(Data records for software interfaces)

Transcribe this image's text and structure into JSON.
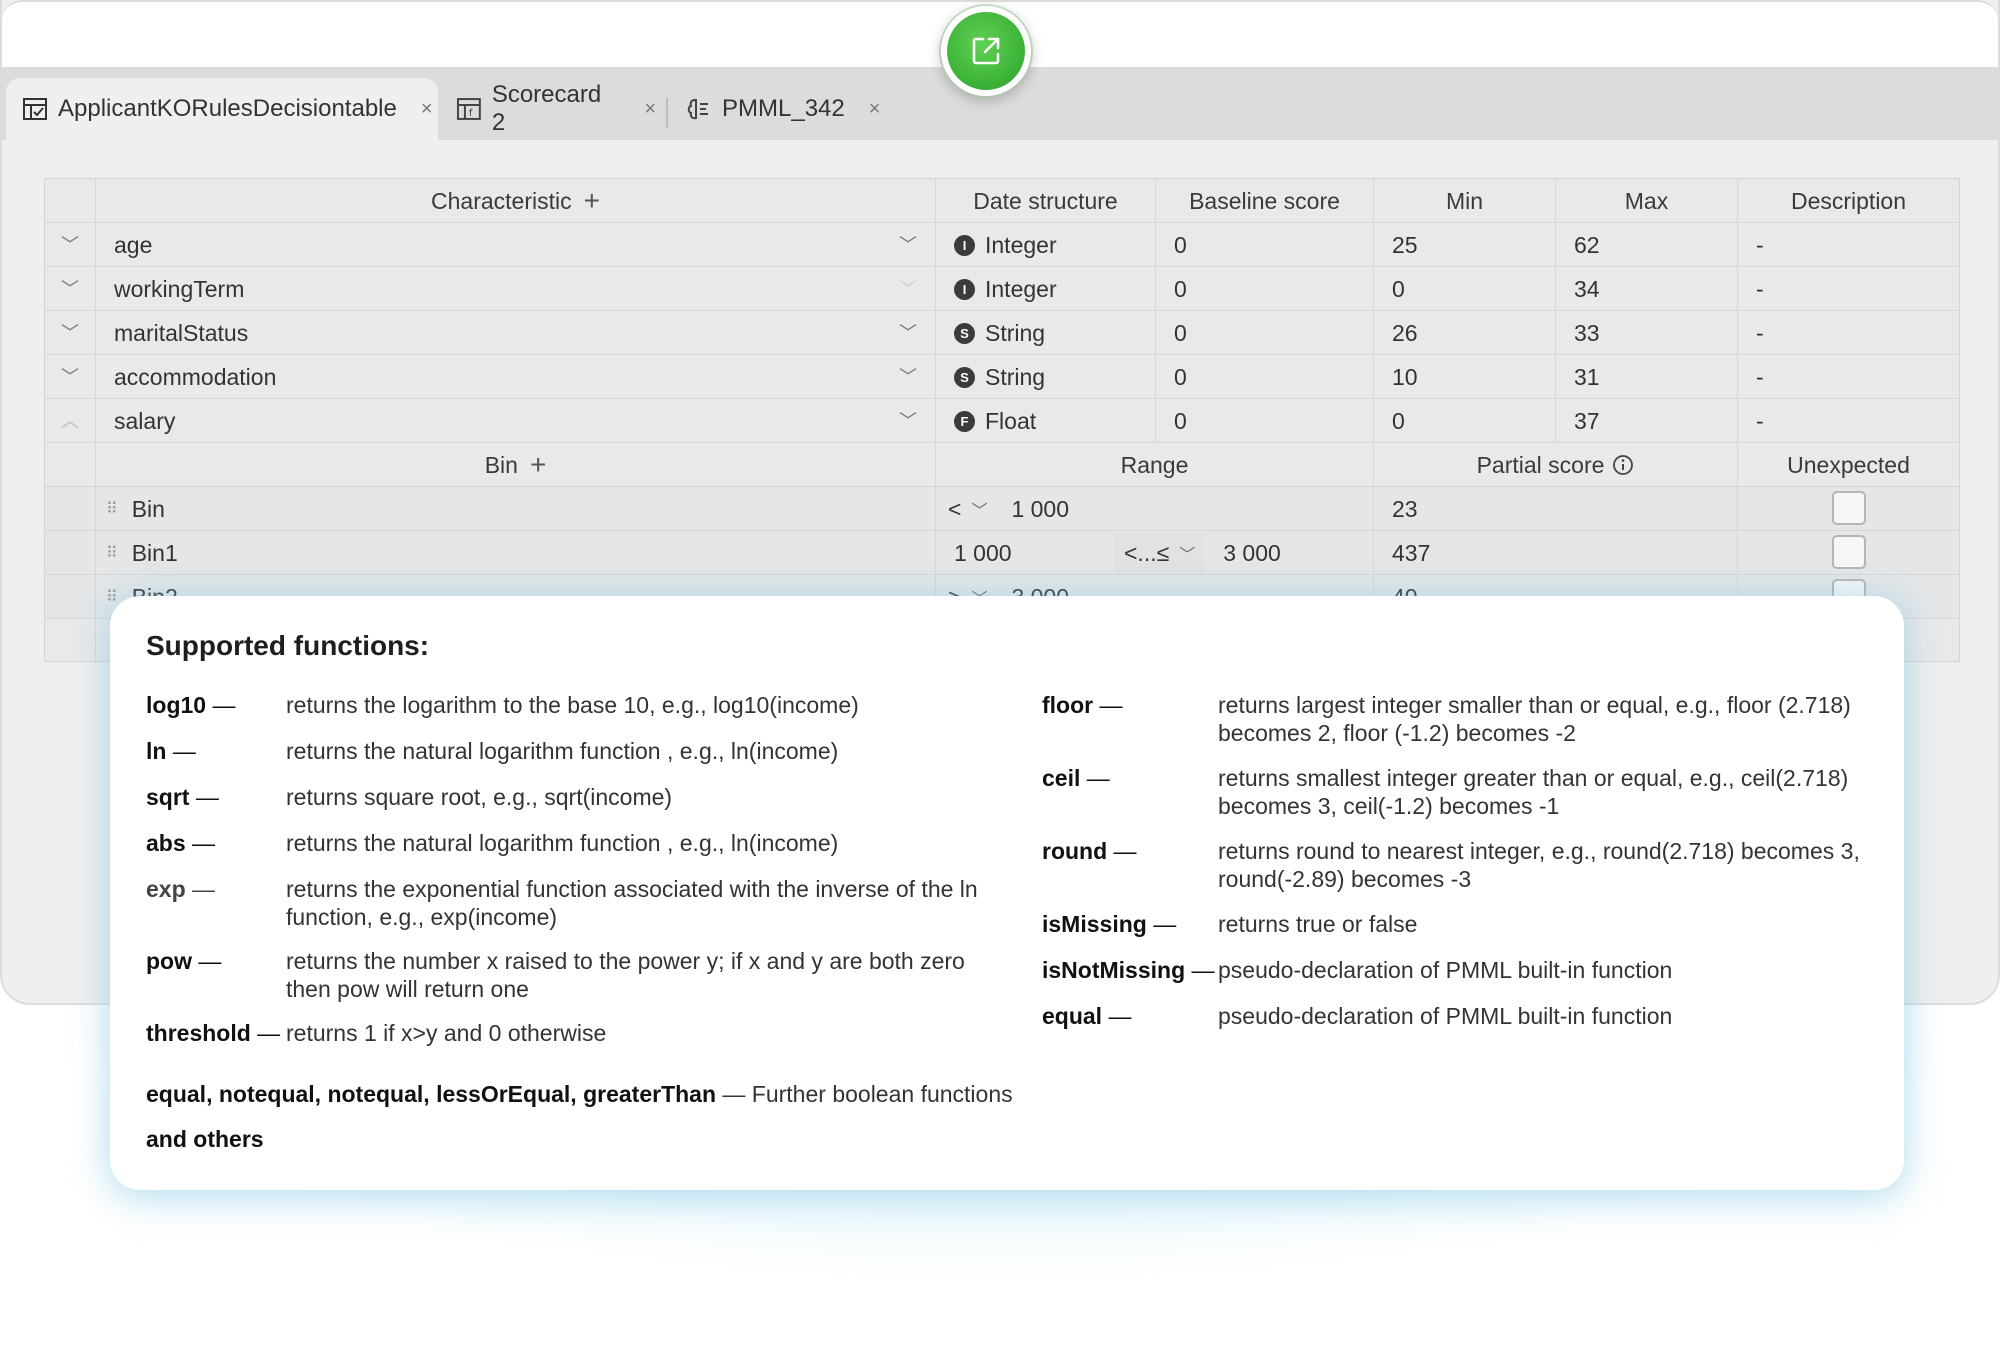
{
  "tabs": [
    {
      "label": "ApplicantKORulesDecisiontable",
      "icon": "decision-table-icon",
      "active": true
    },
    {
      "label": "Scorecard 2",
      "icon": "scorecard-icon",
      "active": false
    },
    {
      "label": "PMML_342",
      "icon": "pmml-icon",
      "active": false
    }
  ],
  "close_glyph": "×",
  "header": {
    "characteristic": "Characteristic",
    "date_structure": "Date structure",
    "baseline_score": "Baseline score",
    "min": "Min",
    "max": "Max",
    "description": "Description"
  },
  "rows": [
    {
      "name": "age",
      "type_letter": "I",
      "type": "Integer",
      "baseline": "0",
      "min": "25",
      "max": "62",
      "description": "-"
    },
    {
      "name": "workingTerm",
      "type_letter": "I",
      "type": "Integer",
      "baseline": "0",
      "min": "0",
      "max": "34",
      "description": "-"
    },
    {
      "name": "maritalStatus",
      "type_letter": "S",
      "type": "String",
      "baseline": "0",
      "min": "26",
      "max": "33",
      "description": "-"
    },
    {
      "name": "accommodation",
      "type_letter": "S",
      "type": "String",
      "baseline": "0",
      "min": "10",
      "max": "31",
      "description": "-"
    },
    {
      "name": "salary",
      "type_letter": "F",
      "type": "Float",
      "baseline": "0",
      "min": "0",
      "max": "37",
      "description": "-"
    }
  ],
  "bin_header": {
    "bin": "Bin",
    "range": "Range",
    "partial_score": "Partial score",
    "unexpected": "Unexpected"
  },
  "bins": [
    {
      "name": "Bin",
      "op": "<",
      "from": "",
      "to": "1 000",
      "score": "23"
    },
    {
      "name": "Bin1",
      "op": "<...≤",
      "from": "1 000",
      "to": "3 000",
      "score": "437"
    },
    {
      "name": "Bin2",
      "op": ">",
      "from": "",
      "to": "3 000",
      "score": "40"
    }
  ],
  "popup": {
    "title": "Supported functions:",
    "left": [
      {
        "name": "log10",
        "desc": "returns the logarithm to the base 10, e.g., log10(income)"
      },
      {
        "name": "ln",
        "desc": "returns the natural logarithm function , e.g., ln(income)"
      },
      {
        "name": "sqrt",
        "desc": "returns square root, e.g., sqrt(income)"
      },
      {
        "name": "abs",
        "desc": "returns the natural logarithm function , e.g.,  ln(income)"
      },
      {
        "name": "exp",
        "desc": "returns the exponential function associated with the inverse of the ln function, e.g., exp(income)"
      },
      {
        "name": "pow",
        "desc": "returns the number x raised to the power y; if x and y are both zero then pow will return one"
      },
      {
        "name": "threshold",
        "desc": "returns 1 if x>y and 0 otherwise"
      }
    ],
    "right": [
      {
        "name": "floor",
        "desc": "returns largest integer smaller than or equal, e.g., floor (2.718) becomes 2, floor (-1.2) becomes -2"
      },
      {
        "name": "ceil",
        "desc": "returns smallest integer greater than or equal, e.g., ceil(2.718) becomes 3, ceil(-1.2) becomes -1"
      },
      {
        "name": "round",
        "desc": "returns round to nearest integer, e.g., round(2.718) becomes 3, round(-2.89) becomes -3"
      },
      {
        "name": "isMissing",
        "desc": "returns true or false"
      },
      {
        "name": "isNotMissing",
        "desc": "pseudo-declaration of PMML built-in function"
      },
      {
        "name": "equal",
        "desc": "pseudo-declaration of PMML built-in function"
      }
    ],
    "dash": "—",
    "boolean_names": "equal, notequal, notequal, lessOrEqual, greaterThan",
    "boolean_desc": "— Further boolean functions",
    "others": "and others"
  }
}
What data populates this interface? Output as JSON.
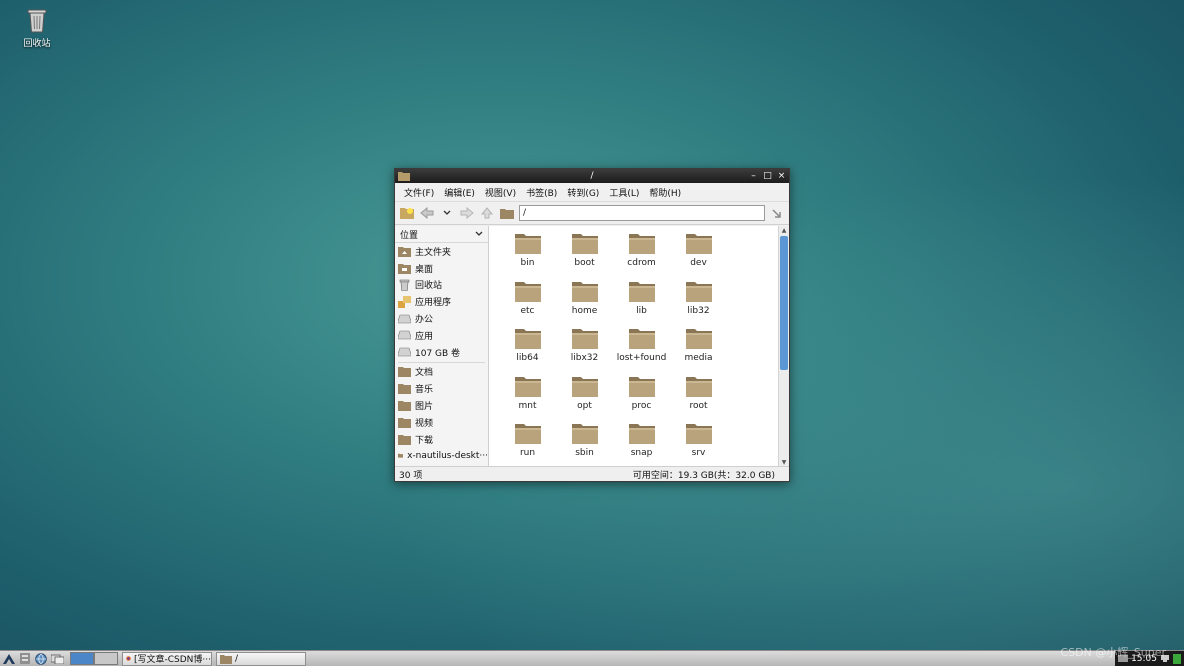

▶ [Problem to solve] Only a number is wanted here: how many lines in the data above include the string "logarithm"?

▶ [Output] 3